But there was not much left in the day for Vladimir either and now Denes had turned assassinator-in-chief. The Hungarian had a king-jack when all of Vladimir’s chips were in the middle, behind ace-queen. Denes had filled a straight by the river and ended it for Poleshchuk. He earned €225,000.

So, it was heads up – and it went on for a long time. The blinds reached 20,000-40,000, the highest ever reached in an EPT tournament.

As the action hotted up, Thew kept cool by means of his now-trademark table fan, and he was waving it casually in the air when Denes was making a power play: shoving all-in pre-flop. Thew hardly hesitated to make the call and showed his ace-eight. It was looking strong against Kalo’s ace-five.

But Julian never counts chickens before they’re hatched: he’s put plenty of outdraws on folk far more brutal than a five popping up now. However, flop, then turn and then river were all blanks and Thew blinked, smiled, shook hands, smiled again, and began life as an EPT champion.

With a house all of his own.

EPT Baden final result:

1st – Julian Thew, England, €670,800 (+ €10,000 buy-in into EPT Grand Final)
2nd – Denes Kalo, Hungary, €375,000
3rd – Vladimir Poleshchuk, Russia, €225,000
4th – Thomas Fuller, USA, €160,820
5th – Thierry van den Berg, Holland, PokerStars qualifier, €132,900
6th – Manfred Hammer, Germany, €105,000
7th – Ted Lawson, USA, €83,600
8th – Anton Allemann, Switzerland, €60,000
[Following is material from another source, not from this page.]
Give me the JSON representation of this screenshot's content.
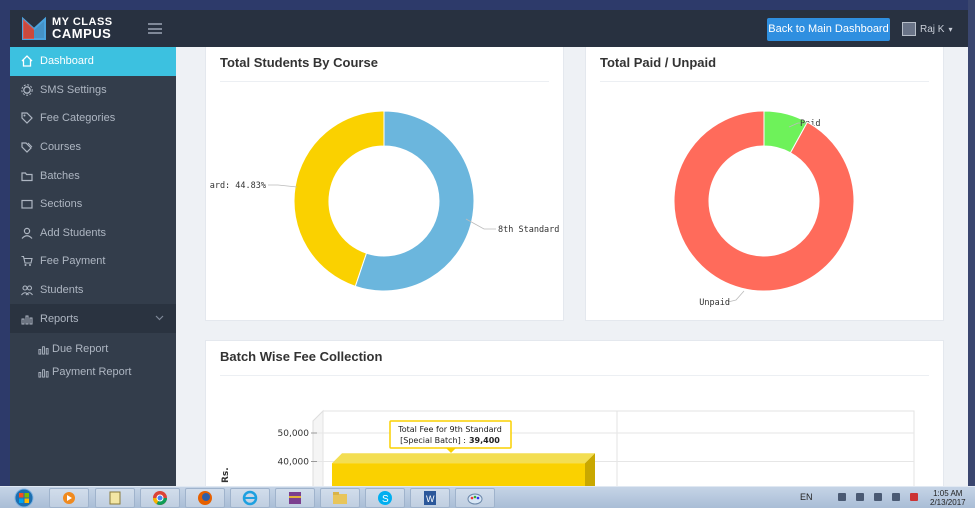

9 – Gunnar Rabe – PokerStars qualifier – €38,600
10 – Sebastian Ruthenberg – PokerStars player – €38,600
11 – David Sonelin – Sweden – PokerStars qualifier – €30,000
12 – Michael Durrer – Germany – PokerStars qualifier – €30,000
13 – Age Spets – Norway – €25,700
14 – Hans Eskilsson – Sweden – €25,700
15 – Pascal Perrault – France – €19,300
16 – Peter Gould – England – €19,300
17 – Alexander Kravchenko – Russia – €12,860
18 – Hector Fuentes – Spain – €12,860
19 – Victor Goossens – Holland – €12,860
20 – Alan Smurfit – Ireland – €12,860
21 – Kalil Rahal – France – €12,860
22 – Andreas Hoivold – Norway – €12,860
23 – Jiri Vacek – Hungary – €12,860
24 – Daniel Mangas – Spain – €12,860


Next Story